True or False? Our federal government has overstepped its constitutional bounds. If you answered true, we’re starting off on the same page. It has consistently spiraled out of control and will continue to do so unless someone does something about it.
So how do we go about reining in the federal government? Two ideas have been proposed: Article V and Article VI. Let’s take a look at the differences between the two starting with Article V.
Article V contains two processes to amend or correct errors in the Constitution.
It has the potential to abolish or rewrite the entire Constitution as happened in the Constitutional Convention of 1787.
So how does Article V work when activated? Article V states:
The Congress, whenever two thirds of both Houses shall deem it necessary, shall propose amendments to this Constitution, or, on the application of the legislatures of two thirds of the several States, shall call a convention for proposing amendments, which in either case, shall be valid to all intents and purposes, as part of this Constitution, when ratified by the legislatures of three fourths of the several states, or by Conventions in threee fourths thereof, as the one or the other Mode of Ratification may be proposed by the Congress….
This process would be effective to edit, add, or repeal amendments, as well as for rewriting part or all of the Constitution. But if people aren’t following the Constitution now, would it be wise to create new amendments or even a new Constitution? In the same way, if people don’t follow the Ten Commandments, then do we edit them to suit their needs?
So if there are defects in the Constitution, Article V provides two processes for correcting them. But is Big Government the fault of the Constitution? Let’s take a look at Article VI.
Article VI provides us a couple ways to reject all unconstitutional actions by the federal government.
Article VI of the Constitution requires state and federal government officials to swear an oath to support the Constitution. How well do you think they are doing? It is our duty as Americans to hold them accountable to their oaths if we are aiming to contain the federal government within its constitutional limitations.
So how would the perfect politician know which laws to follow? The answer is contained in the Supremacy Clause of Article VI:
This Constitution, and the laws of the United States which shall be made in pursuance thereof… shall be the supreme law of the land….
Therefore the Constitution reveals that only laws made in pursuance of (in accordance with) the Constitution are the Supreme law of the land. And, as Jefferson, Madison, and Hamilton maintained, laws not made in pursuance of the Constitution shall be considered null and void, and the federal government has absolutely no power to demand adherence to them. Furthermore, local and state government officials are duty-bound to reject these unconstitutional laws.
So what are you waiting for? Government officials of all levels take an oath to support the Constitution, let’s get to work on demanding that they speak out against unconstitutional federal laws and declare them null and void.
If We the People are displeased with our government officials’ work, it is our responsibility to nominate and elect better representatives. Our “What Is A Constitutional Convention? booklet states it well:

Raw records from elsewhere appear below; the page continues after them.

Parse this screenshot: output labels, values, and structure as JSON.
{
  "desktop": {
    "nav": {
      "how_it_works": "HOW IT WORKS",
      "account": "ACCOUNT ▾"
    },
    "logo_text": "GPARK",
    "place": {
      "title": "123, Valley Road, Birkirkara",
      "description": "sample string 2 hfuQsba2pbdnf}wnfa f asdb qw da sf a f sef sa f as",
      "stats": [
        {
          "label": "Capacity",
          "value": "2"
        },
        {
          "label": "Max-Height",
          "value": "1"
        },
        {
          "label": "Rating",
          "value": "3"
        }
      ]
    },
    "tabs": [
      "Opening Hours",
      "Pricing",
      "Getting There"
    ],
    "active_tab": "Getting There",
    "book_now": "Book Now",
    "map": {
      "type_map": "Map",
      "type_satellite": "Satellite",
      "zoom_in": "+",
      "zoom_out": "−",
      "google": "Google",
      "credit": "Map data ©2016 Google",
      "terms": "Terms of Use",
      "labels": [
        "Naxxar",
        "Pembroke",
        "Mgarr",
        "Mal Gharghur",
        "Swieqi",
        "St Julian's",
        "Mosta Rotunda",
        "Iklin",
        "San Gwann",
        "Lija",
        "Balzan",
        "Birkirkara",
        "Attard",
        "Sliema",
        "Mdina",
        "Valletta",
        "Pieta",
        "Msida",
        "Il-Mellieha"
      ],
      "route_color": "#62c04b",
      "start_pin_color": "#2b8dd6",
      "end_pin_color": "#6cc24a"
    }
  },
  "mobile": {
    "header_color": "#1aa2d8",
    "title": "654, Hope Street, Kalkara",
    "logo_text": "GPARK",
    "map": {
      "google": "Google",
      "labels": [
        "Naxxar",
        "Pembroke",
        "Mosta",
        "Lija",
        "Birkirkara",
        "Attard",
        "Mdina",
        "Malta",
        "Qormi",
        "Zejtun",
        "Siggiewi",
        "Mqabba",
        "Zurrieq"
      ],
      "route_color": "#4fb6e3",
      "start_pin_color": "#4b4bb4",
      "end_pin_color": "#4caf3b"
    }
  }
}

We need to rein in Big Government by creating informed voters who will elect constitutionalists who in turn will repeal unconstitutional laws, defund unconstitutional agencies, impeach bad officeholders, and repeal bad amendments.
Are you with us?